#### Work instructions
Pull every line with "FLOOR" from the entries below.

□ □ □ □ □ □ □

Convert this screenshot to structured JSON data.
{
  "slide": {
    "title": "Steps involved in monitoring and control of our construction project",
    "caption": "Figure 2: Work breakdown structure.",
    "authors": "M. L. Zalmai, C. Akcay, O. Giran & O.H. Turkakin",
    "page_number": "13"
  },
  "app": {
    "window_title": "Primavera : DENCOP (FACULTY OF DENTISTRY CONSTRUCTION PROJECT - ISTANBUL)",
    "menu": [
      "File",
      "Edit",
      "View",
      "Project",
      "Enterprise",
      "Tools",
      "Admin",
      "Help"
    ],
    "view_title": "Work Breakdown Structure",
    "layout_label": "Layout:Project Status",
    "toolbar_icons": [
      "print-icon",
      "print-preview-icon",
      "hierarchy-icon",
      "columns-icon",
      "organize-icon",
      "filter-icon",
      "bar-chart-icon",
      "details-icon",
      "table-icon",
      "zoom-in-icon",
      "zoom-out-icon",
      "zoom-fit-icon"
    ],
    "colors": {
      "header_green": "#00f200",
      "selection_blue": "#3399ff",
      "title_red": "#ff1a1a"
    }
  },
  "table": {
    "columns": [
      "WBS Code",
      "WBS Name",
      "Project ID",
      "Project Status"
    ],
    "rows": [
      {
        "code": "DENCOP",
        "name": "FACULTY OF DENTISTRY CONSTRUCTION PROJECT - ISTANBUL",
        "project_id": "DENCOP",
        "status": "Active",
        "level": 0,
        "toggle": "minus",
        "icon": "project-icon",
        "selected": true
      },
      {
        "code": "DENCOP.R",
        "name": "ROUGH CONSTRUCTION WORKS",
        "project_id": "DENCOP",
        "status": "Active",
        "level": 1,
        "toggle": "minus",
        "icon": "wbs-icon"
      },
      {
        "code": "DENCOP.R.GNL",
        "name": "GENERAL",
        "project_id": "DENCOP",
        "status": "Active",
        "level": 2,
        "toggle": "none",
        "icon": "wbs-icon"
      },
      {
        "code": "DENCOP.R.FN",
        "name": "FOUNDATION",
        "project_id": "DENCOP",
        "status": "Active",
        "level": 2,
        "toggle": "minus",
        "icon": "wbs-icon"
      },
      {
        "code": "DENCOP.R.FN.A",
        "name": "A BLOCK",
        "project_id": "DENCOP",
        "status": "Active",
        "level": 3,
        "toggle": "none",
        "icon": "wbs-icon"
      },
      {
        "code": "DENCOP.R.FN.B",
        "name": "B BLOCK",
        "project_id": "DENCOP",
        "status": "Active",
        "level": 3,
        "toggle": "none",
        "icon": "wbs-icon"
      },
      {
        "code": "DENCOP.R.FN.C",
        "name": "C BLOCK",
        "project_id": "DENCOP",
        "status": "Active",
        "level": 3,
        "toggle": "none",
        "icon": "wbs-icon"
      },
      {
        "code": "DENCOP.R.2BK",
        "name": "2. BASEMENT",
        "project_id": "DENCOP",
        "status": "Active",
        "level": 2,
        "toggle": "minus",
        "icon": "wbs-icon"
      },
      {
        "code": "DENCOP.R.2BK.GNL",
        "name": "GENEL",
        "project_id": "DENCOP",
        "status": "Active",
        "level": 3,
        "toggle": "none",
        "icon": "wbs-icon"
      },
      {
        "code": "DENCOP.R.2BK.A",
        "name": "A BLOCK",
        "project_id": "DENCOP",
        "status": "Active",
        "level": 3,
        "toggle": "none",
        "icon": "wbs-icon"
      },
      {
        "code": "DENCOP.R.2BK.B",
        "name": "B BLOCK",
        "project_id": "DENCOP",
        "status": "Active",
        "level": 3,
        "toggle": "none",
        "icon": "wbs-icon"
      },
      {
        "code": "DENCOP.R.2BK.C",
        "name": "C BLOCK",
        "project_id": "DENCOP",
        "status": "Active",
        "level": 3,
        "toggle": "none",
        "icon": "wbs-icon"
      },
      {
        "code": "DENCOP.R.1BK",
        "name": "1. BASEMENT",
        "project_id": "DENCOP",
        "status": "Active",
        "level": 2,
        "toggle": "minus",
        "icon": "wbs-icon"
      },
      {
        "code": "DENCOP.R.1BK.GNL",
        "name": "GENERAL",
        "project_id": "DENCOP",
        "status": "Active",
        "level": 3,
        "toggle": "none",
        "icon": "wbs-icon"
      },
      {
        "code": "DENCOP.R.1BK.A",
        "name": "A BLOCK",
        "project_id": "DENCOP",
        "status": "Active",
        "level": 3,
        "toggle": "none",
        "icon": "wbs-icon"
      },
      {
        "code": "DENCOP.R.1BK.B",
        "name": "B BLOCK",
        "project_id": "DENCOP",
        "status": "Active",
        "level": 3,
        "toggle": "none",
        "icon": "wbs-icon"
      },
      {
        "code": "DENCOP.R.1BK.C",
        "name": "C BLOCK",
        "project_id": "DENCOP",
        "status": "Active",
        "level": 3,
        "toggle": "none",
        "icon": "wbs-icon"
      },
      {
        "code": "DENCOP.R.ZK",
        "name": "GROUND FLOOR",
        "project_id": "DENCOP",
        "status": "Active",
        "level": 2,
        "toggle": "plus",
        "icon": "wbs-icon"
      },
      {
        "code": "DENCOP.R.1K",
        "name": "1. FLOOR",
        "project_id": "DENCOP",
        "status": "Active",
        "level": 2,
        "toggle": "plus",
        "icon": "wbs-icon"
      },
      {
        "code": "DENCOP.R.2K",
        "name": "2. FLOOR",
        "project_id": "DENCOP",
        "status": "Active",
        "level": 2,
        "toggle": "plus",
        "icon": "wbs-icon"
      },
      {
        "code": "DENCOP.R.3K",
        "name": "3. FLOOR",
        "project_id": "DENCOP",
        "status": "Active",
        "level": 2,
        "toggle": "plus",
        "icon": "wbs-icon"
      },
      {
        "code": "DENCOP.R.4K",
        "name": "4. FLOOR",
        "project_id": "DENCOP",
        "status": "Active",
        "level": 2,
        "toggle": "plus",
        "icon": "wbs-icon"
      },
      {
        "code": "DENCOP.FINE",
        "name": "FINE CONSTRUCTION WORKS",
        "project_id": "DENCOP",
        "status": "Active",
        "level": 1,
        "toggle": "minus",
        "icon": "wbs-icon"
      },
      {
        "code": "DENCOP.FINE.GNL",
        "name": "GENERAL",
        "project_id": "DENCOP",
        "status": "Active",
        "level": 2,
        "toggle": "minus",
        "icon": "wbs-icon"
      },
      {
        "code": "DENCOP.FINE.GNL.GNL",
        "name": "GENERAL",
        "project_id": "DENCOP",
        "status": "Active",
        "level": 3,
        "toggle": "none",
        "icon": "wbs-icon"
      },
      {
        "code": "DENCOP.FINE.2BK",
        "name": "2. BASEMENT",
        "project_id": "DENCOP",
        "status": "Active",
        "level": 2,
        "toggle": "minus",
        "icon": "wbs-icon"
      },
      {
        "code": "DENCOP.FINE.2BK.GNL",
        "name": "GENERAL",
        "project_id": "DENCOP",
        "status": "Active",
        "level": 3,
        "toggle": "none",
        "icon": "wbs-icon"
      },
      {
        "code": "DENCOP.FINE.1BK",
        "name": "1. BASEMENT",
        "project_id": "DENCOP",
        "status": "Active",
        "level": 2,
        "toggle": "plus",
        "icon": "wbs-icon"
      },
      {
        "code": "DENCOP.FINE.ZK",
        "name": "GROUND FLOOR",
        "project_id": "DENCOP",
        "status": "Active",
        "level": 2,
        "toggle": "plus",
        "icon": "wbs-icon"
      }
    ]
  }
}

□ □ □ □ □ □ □

#### Answer for this exercise
        "name": "GROUND FLOOR",
        "name": "1. FLOOR",
        "name": "2. FLOOR",
        "name": "3. FLOOR",
        "name": "4. FLOOR",
        "name": "GROUND FLOOR",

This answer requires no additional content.